We are nowhere near an agreement between the executive and judiciary on how to appoint or remove judges in future.
The bone of contention is essentially this: whether the government should have any say at all in rejecting some choices of the court collegium, on grounds of national security or corruption.
The Chief Justice of India (CJI) and the members of the collegium want to not only decide who should be appointed, but who should not be appointed.
It is nearly 10 months since the Supreme Court struck down the National Judicial Appointments Commission (NJAC), a law passed by overwhelming majorities in both the Parliament and over half the state assemblies. But, we are nowhere near an agreement between the executive and judiciary on how to appoint or remove judges in future.
It is easy to dismiss this as another instance of the usual tensions between elected representatives and judges, who are there to interpret the constitution, but we would be wrong. It may be an ego tussle, but it is also a case of judicial unaccountability.
Conscious of the fact that it had effectively overruled the people of India in a case (i.e., NJAC) in which it was itself an interested party, the five-judge Constitutional Bench—headed by Justice J.S. Khehar— offered a minor sop to the executive to prepare the “memorandum of procedure” on judicial appointments. In other words, judges will still hold all the high cards and decide who they will appoint as fellow judges, but the government can decide the procedure. Surprisingly, the Memorandum of Procedure (MoP) is going back and forth between the law ministry and the judiciary, and still not finding consensus.
The bone of contention is essentially this: whether the government should have any say at all in rejecting some choices of the court collegium, on grounds of national security or corruption. The Chief Justice of India (CJI) and the members of the collegium want to not only decide who should be appointed, but who should not be appointed. The government can, at best, offer suggestions and reasons. It is the collegium that will decide.
The latest in the list of MoP ideas from the government is one to set
up a “mechanism to deal with complaints against judges”, both in the Supreme
Court and the High Courts. This is being resisted by the CJI and the collegium,
reports The Times of India today (1 August).
It is not clear if this determination of the government to have some leverage against corrupt judges will pass judicial muster, for the Supreme Court simply has to say “no” and that’s it. But, if the CJI is wise, he will not do so. It cannot be his case that judicial corruption will be decided by him and him alone— as is the existing norm.
The argument which the Supreme Court has often given to give itself extraordinary powers in the appointment of judges— a freedom that is not given to the judiciary in any other part of the world— is that this will impair independence.
This is hogwash.

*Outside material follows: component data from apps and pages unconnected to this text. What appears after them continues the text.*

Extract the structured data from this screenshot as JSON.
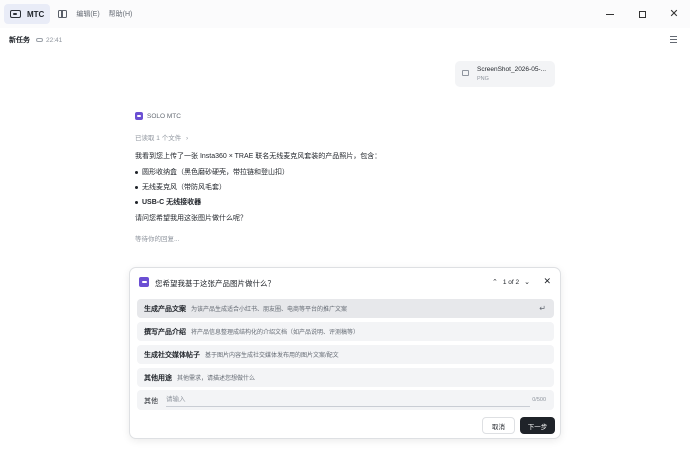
{
  "titlebar": {
    "app_name": "MTC",
    "menus": [
      "编辑(E)",
      "帮助(H)"
    ]
  },
  "task": {
    "title": "新任务",
    "time": "22:41"
  },
  "attachment": {
    "name": "ScreenShot_2026-05-...",
    "type": "PNG"
  },
  "agent": {
    "name": "SOLO MTC",
    "read_files": "已读取 1 个文件",
    "intro": "我看到您上传了一张 Insta360 × TRAE 联名无线麦克风套装的产品照片，包含：",
    "bullets": [
      "圆形收纳盒（黑色磨砂硬壳，带拉链和登山扣）",
      "无线麦克风（带防风毛套）",
      "USB-C 无线接收器"
    ],
    "question": "请问您希望我用这张图片做什么呢？",
    "waiting": "等待你的回复..."
  },
  "panel": {
    "question": "您希望我基于这张产品图片做什么？",
    "pager": "1 of 2",
    "options": [
      {
        "title": "生成产品文案",
        "desc": "为该产品生成适合小红书、朋友圈、电商等平台的推广文案"
      },
      {
        "title": "撰写产品介绍",
        "desc": "将产品信息整理成结构化的介绍文档（如产品说明、评测稿等）"
      },
      {
        "title": "生成社交媒体帖子",
        "desc": "基于图片内容生成社交媒体发布用的图片文案/配文"
      },
      {
        "title": "其他用途",
        "desc": "其他需求，请描述您想做什么"
      }
    ],
    "other_label": "其他",
    "other_placeholder": "请输入",
    "counter": "0/500",
    "cancel_label": "取消",
    "next_label": "下一步"
  },
  "icons": {
    "app": "mtc-logo-icon",
    "sidebar": "sidebar-toggle-icon",
    "cloud": "cloud-icon",
    "image": "image-icon",
    "enter": "enter-icon"
  },
  "colors": {
    "accent": "#6b4fd3",
    "primary_button": "#1f2329"
  }
}
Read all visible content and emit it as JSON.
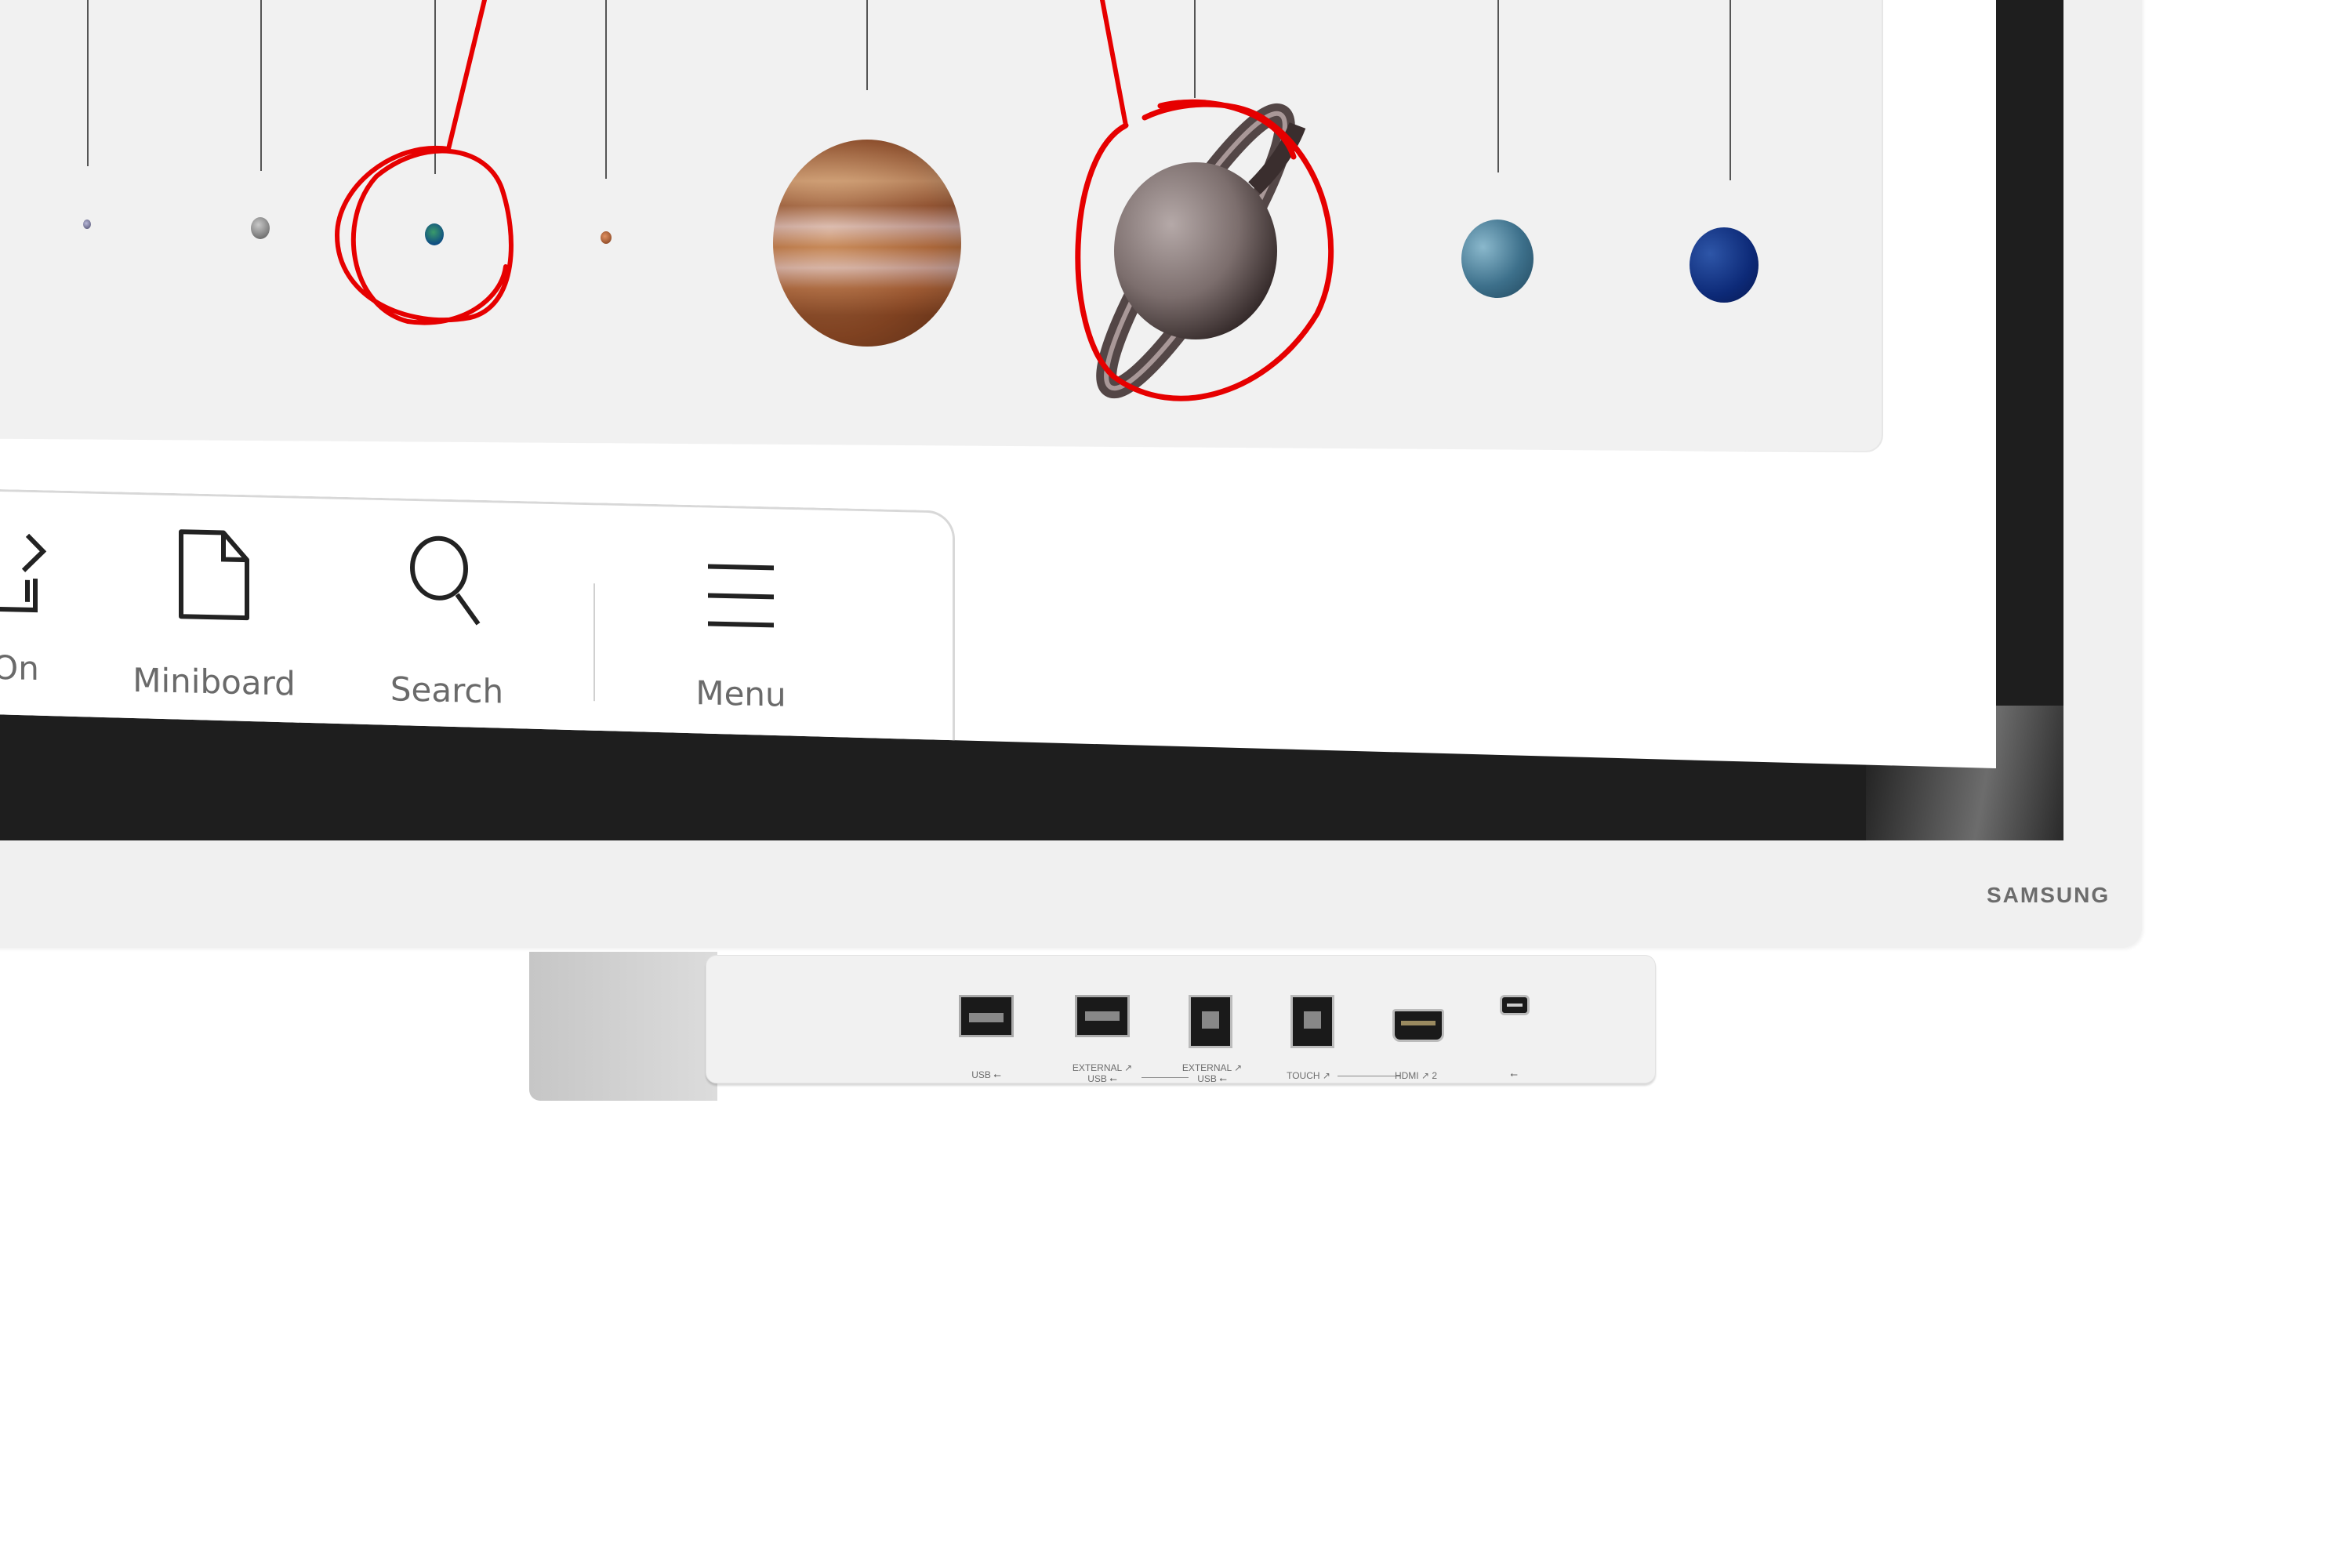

It was never the intent of the Constitution’s makers to give the judiciary complete independence in the appointment of judges. Article 124 says that “every judge of the Supreme Court shall be appointed by the President by warrant under his hand and seal after consultation with such of the judges of the Supreme Court and of the High Courts in the states as the President may deem necessary..”
Put simply, the primary role in judicial appointments is that of the government— as long as the judiciary is effectively consulted. Put differently, it means the judiciary can reject government choices by not concurring with the government’s suggestions on judicial appointments, but there can be no denying the active role assigned to the government in this job.
In any case, no matter who gets primacy in judicial appointments, governments can always chip away at judicial independence in several ways, including by giving judges post-retirement jobs or by exerting pressures on costs and outlays for courts. This was the Congress method of indirectly influencing the judiciary.
In any event, is judicial independence the result of judges deciding who else can be judges? Would this not negate the very principle of separation of powers which is a foundational principle in every democracy? And did the fact that judges were earlier appointed by the government in consultation with the CJI (i.e. before the creation of the collegium) prevent the judiciary from giving verdicts that went against the government? Was Indira Gandhi not thwarted by exactly one such judge appointed by her?
Second, independence is not something that only the judiciary needs. Do bureaucrats not need independence? Or the police? Or the executive, from Prime Ministers, down to Chief Ministers and Ministers? While all arms of a democracy may misuse any independence they have, the fact is that there are in-built restraints and external scrutiny of all their actions. If independence from external scrutiny is important, why then have vigilance commissions and Lokpals chasing every corrupt act of every other functionary barring the judiciary?
The third, and equally important reason to question the Supreme
Court’s claim that independence depends on having total power over appointments,
is its own past failure self-supervise. Six years ago, senior counsel Shanti
Bhushan openly said in the Supreme Court that eight former CJIs were corrupt.
He even handed a sealed cover with names to the court.
Did the court appoint a Special Investigation Team to look into those instances of alleged corruption? It just gave an embarrassed shrug and moved on.
The short point is this: no institution of democracy is enlightened enough to police itself. The judiciary, too, is no exception.
If, in its short-sightedness, the Supreme Court rejects the idea of an external panel to look into complaints against judges, it essentially will be saying that “we cannot be accountable to anyone.”